Over the course of the week, ECB officials made considerable news by vocally pushing for greater EU-level supervision of Continental capital markets as Brexit progressed.  Expect such calls to grow louder, and to continue far after London’s divorce from Europe is finalized.

The reasons are as much geostrategic as they are prudential.  London’s membership in the European Union historically enabled it to act as a kind of speed bump slowing the progression of Brussels’ regulatory authority.  As an economy reliant on capital markets, the United Kingdom’s priorities not infrequently diverged from those of Germany and France, where banks have driven finance, and it acted in ways to prevent prescriptive rules that could undermine its status as a premier financial center.   But with Great Britain poised to leave, the overwhelming balance of power will shift to countries with larger banking (and bank-dependent) financial systems.  A less risk-tolerant approach to speculation will be inevitable, as will a greater emphasis on price and financial stability.

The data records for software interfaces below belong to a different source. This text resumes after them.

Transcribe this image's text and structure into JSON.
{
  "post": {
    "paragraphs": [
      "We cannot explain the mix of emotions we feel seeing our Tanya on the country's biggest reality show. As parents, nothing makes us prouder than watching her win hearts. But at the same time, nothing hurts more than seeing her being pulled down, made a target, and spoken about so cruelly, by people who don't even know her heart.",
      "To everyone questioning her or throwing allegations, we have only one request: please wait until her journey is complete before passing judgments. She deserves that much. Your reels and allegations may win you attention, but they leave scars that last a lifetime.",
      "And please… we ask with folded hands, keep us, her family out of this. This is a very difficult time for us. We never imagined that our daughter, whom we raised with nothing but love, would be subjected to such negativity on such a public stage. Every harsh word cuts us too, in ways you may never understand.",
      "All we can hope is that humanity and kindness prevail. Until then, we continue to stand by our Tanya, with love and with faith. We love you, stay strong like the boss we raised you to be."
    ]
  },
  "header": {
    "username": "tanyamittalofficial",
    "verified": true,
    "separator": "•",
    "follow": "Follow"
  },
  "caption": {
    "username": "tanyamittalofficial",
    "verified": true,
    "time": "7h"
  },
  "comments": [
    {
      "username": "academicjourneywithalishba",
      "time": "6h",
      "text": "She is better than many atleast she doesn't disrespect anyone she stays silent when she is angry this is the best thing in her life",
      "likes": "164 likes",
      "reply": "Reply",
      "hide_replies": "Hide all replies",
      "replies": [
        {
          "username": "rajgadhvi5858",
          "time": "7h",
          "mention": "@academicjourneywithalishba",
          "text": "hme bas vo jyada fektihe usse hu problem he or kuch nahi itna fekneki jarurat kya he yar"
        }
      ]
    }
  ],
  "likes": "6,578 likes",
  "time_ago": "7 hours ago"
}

Thus far, officials have, not surprisingly, focused on Brexit and banking.  Loopholes that in effect allow participants to arbitrage local banking and investment management rules by establishing themselves outside the EU and setting up local branches will likely be closed.  And with the continued development of the EU Capital Markets Union, there will also be a renewed drive to heighten oversight of securities and derivatives markets and market participants.

The big winners (from, at least an administratiave perspective) will be the former Lamfalussy committees.  Indeed, European Commission Vice President Valdis Dombrovskis recently noted at last week’s annual Eurofi conference that:

 “We can go further on the path toward supervisory convergence by empowering the European Securities and Markets Authority (ESMA) to directly supervise certain firms,” Dombrovskis said, adding he will propose that banks help pay for their supervision by regulators like ESMA.

And that’s not it—fintech will also make it to the regulators’ to-do list.  Specifically, the Commission reportedly foresees “a ‘strong role’ for ESMA and its banking and insurance counterparts in the fintech sector as it seeks to compete with rival centers in London and elsewhere.”  Along these lines, the EU would coordinate “national technological innovation tools like innovation hubs and regulatory sandboxes,” and in the process oversee the development and supervision of the sector.



Students of EU regulatory history should not be terribly surprised at Europe’s interest in fintech.  The creation of ESMA, EIOPA and EBA was in part predicated on a stronger involvement by EU authorities in financial regulation.  Getting the committees operationalized has, however, been slow—in part due to concerns involving national concerns and legacy regulatory regimes.  But fintech could accelerate things: because fintech involves novel applications of technology and financial services, it provides authorities with the opportunity to address matters of first impression.  As such, their choices won’t undermine established national regulatory approaches (though they could of course have implications for choices made in mature sectors).

Fintech is also a sector where prudential and financial economies of scale matter.  Fintech invariably develops in the gaps or ‘interstices’ of established sectors like banking and securities, and can escape necessary supervision and oversight.  As a result, coordination between sectoral authorities—and within sectors—will be necessary as firms embed themselves in systemically important financial systems.  Centralized authority would reflect this reality.  Moreover, coordination allows authorities to avoid the ‘race to the bottom’ feared in other sectors of European finance while at the same time provides market participants with common rules of the road that allow them to enjoy economies of scale across borders.

Indeed, it’s these benefits which lead me to wonder whether or not the potential consolidation of EU oversight could ultimately add to the already significant Brexit-related pressures facing the British financial services industry.  EU-level supervision could induce more firms to consider establishing in Europe, as opposed to the United Kingdom, in order to operate throughout the region—and it could bolster Brussels’ power to project its own policy preferences abroad (and especially to London) where other jurisdictions seek eased access to Continental markets.

Comments are closed.